- **PROBLEM DETAILS**
Scan the listing below. Return every line containing the string "java".

"""

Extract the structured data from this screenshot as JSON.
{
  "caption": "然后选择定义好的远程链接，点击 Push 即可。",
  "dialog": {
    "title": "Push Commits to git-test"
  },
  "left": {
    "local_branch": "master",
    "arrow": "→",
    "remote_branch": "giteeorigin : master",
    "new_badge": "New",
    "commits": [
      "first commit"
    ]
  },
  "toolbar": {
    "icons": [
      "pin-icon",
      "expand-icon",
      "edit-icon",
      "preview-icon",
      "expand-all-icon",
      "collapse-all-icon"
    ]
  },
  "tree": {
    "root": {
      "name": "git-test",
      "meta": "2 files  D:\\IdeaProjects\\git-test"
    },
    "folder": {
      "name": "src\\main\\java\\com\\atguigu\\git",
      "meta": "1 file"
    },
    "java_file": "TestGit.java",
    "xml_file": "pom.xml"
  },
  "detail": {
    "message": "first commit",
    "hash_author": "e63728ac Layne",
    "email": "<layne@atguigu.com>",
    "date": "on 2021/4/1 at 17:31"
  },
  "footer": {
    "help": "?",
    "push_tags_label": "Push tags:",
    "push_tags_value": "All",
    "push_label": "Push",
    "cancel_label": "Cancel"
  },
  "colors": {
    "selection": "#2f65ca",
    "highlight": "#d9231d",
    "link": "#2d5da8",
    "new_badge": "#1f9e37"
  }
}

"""

- **ANSWER**
      "name": "src\\main\\java\\com\\atguigu\\git",
    "java_file": "TestGit.java",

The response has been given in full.